“As civil servants, we should be living exemplars of patriotism.

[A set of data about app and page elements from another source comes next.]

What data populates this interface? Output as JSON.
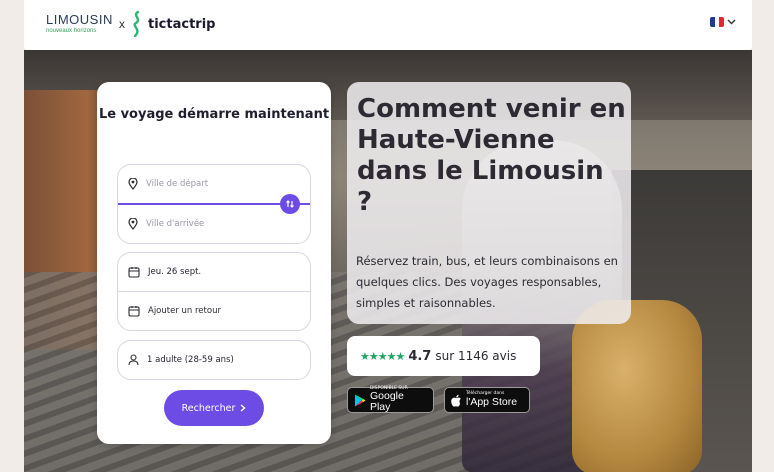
{
  "header": {
    "partner_logo": {
      "name": "LIMOUSIN",
      "tagline": "nouveaux horizons"
    },
    "separator": "x",
    "brand": "tictactrip",
    "language": {
      "icon": "france-flag-icon",
      "dropdown_icon": "chevron-down-icon",
      "flag_colors": [
        "#1f3a93",
        "#ffffff",
        "#e3262f"
      ]
    }
  },
  "search_card": {
    "title": "Le voyage démarre maintenant",
    "departure_placeholder": "Ville de départ",
    "arrival_placeholder": "Ville d'arrivée",
    "outbound_date": "Jeu. 26 sept.",
    "return_placeholder": "Ajouter un retour",
    "passengers": "1 adulte (28-59 ans)",
    "search_button": "Rechercher"
  },
  "hero": {
    "heading": "Comment venir en Haute-Vienne dans le Limousin ?",
    "description": "Réservez train, bus, et leurs combinaisons en quelques clics. Des voyages responsables, simples et raisonnables."
  },
  "rating": {
    "stars": "★★★★★",
    "stars_value": 4.7,
    "score": "4.7",
    "text": "sur 1146 avis"
  },
  "stores": {
    "google": {
      "small": "DISPONIBLE SUR",
      "big": "Google Play"
    },
    "apple": {
      "small": "Télécharger dans",
      "big": "l'App Store"
    }
  },
  "colors": {
    "accent": "#6d4ce6",
    "star": "#1fa563",
    "limousin_green": "#3aa05a",
    "tictactrip_green": "#2bb673"
  }
}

Not only is it part and parcel of the public nature of our jobs, but also because it is mandated by law," said CSC Chairperson Karlo Nograles.

"This is why patriotism is one of the core public service values, together with excellence, integrity, and spirituality.”

The CSC chief, a lawyer and former member of Congress, was referring to Republic Act No. 6713 or the Code of Conduct and Ethical Standards for Public Officials and Employees, in which “Nationalism and Patriotism” are included among the eight norms of conduct for public officials and employees.

Chairperson Nograles said that one of the ways government workers can show patriotism is by respecting the Philippine flag and what it represents.

"The flag’s history stems from our struggle for independence, and thus, is a visible reminder of the sacrifices of our heroes and our nation’s common ideals and aspirations,” he said.

“Given this, we should always comply with the guidelines stipulated in Republic Act No. 8491 or the Flag and Heraldic Code of the Philippines, including the proper display and hoisting of the flag; the conduct of flag raising and lowering ceremonies in government offices every first and last working days of the week, respectively; and proper singing of the National Anthem and recitation of the Panunumpa sa Watawat,” he explained.

The CSC head also urged government workers, as civil servants, to familiarize themselves with the 1987 Philippine Constitution, the Code of Conduct for public officials and employees, and other laws of the land.

According to the Chair, "as public servants, it is incumbent upon us to be examples of good and responsible citizenship."

Last, he urged them to provide excellent service at all times, without discrimination on the basis of age, gender, economic status, or political affiliation.

“Always be mindful that our loyalty lies with the country, and that we are all accountable to our people."

Republic Act No. 8491, or the Flag and Heraldic Code of the Philippines, establishes the period of 28 May to 12 June of each year as Flag Days, where all government offices, business establishments, learning institutions, and private homes are enjoined to display the Philippine Flag.

The 16-day observance begins with 28 May, the day when the flag was first raised after the Battle of Alapan on 28 May 1898, wherein Spanish forces were defeated by revolutionaries who thereafter captured the province of Cavite. The last day coincides with the celebration of Independence Day.